Why Do Loud Noises Damage The Ears?

Loud noises are harmful to a part of the inner ear called the cochlear. Listening to prolonged loud sounds (or a single extremely loud burst) can damage the cells and membranes in this small organ, preventing it from transmitting signals to the brain. 

Prolonged loud noise exposure can also damage the thousands of tiny sound-sensing hairs that line the interior of the cochlear. At birth, the average person has around 16,000 sound-sensing hairs inside the cochlear. However, people who frequently expose themselves to loud noises can have 30-50% less by the time they reach middle age. And this adversely affects their ability to hear. 

How Hearing Protection Stops Loud Noises

Fortunately, hearing protection can stop loud noises from causing damage. It works by absorbing and scattering the energy of incoming sound waves, making them substantially less energetic by the time they reach the inner ear. 

Manufacturers measure the protection of earplugs and muffs by calculating their Noise Reduction Rating (NRR). So, for instance, if an earplug has an NRR of 25, it means that the manufacturer expects it to reduce the sound getting to the ears by 25 dB. 

The way earplugs and earmuffs work is slightly different. Earmuffs are designed to fit most people and provide sound protection by covering the entire exterior of the outer ear. 
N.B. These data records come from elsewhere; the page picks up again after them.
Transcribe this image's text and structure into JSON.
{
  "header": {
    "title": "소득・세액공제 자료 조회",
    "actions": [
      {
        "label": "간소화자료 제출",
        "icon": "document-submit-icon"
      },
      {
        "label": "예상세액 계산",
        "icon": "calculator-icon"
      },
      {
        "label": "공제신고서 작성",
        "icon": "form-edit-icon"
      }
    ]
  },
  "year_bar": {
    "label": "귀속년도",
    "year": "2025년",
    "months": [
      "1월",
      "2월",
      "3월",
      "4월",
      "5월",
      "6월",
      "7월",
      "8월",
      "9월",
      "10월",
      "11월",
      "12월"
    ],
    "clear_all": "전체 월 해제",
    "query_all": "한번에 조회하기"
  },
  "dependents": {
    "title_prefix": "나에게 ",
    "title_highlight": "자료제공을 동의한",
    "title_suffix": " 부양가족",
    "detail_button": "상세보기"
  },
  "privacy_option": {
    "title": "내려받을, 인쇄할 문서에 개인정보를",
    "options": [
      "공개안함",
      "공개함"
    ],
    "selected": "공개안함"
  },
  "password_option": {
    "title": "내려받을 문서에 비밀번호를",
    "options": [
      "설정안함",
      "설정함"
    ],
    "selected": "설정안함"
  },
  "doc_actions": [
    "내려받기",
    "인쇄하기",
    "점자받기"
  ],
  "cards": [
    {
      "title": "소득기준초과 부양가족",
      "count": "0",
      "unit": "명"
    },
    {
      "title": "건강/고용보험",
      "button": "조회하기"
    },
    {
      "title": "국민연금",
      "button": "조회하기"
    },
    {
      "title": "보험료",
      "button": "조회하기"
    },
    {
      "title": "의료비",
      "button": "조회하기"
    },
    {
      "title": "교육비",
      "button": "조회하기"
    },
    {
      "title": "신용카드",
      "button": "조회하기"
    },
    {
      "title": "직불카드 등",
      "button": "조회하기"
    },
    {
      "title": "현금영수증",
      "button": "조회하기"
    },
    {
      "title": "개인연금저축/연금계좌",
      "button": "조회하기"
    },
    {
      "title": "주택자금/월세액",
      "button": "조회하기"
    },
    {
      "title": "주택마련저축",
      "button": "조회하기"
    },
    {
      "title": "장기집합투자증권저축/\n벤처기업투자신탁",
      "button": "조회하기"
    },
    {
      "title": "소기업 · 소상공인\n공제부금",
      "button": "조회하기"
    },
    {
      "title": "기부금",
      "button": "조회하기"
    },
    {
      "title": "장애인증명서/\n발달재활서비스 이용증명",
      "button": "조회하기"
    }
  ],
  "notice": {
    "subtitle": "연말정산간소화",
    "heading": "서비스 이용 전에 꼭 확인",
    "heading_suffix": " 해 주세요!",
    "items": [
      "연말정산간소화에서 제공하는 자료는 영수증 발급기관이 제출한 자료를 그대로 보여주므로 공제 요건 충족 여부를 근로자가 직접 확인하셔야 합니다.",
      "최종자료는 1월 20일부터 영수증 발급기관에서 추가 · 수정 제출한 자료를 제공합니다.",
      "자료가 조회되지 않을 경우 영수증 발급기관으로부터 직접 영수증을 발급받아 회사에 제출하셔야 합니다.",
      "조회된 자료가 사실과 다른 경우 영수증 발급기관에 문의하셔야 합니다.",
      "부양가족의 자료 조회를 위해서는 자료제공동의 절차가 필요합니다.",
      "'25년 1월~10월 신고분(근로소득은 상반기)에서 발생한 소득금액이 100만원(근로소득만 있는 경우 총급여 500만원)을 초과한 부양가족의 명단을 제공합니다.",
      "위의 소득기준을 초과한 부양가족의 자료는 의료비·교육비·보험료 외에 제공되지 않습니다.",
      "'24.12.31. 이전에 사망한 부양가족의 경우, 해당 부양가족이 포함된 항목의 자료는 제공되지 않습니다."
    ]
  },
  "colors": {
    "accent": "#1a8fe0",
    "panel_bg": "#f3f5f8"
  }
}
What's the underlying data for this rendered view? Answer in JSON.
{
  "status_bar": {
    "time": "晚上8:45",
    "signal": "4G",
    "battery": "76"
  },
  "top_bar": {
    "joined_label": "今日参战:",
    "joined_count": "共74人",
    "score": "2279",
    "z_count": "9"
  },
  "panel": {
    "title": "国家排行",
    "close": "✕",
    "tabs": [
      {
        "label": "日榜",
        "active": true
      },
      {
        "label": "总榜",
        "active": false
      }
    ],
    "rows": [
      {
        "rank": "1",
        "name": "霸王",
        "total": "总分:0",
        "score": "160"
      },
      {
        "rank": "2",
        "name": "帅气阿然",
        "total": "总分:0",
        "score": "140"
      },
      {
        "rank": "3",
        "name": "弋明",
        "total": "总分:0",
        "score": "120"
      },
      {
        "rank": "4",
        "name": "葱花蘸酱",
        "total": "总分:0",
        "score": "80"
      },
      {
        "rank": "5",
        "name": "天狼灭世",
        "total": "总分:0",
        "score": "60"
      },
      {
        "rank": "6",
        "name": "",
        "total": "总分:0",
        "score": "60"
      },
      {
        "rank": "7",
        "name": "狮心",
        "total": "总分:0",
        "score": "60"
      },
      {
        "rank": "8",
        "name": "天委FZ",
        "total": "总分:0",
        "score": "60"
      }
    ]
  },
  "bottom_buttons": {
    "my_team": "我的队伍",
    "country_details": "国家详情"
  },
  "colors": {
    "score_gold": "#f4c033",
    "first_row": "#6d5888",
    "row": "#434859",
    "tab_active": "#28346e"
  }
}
Many earmuffs also contain electronic parts. These allow for communication or send out signals to neutralize incoming sounds.

By contrast, earplugs work by blocking loud sounds as they travel through the ear canal. The foam or silicone they are made of absorbs the incoming energy, dispersing it in all directions. 

Please note that you can wear earmuffs and plugs together to reduce incoming sounds even further. However, the NRR does not increase additively, meaning that you can’t just add the NRRs of the earplugs and earmuffs to get the total noise reduction.

You can also get what is known as “level-dependent” hearing protection

These smart devices allow you to hear noises when they are quiet and safe but block out sounds once they go over a particular threshold.

Hearing protection devices, such as earplugs and earmuffs, are something that audiologists recommend for anyone exposed to loud noises. They are powerful tools to mitigate non-age-related damage to your ears, allowing you to hear for longer.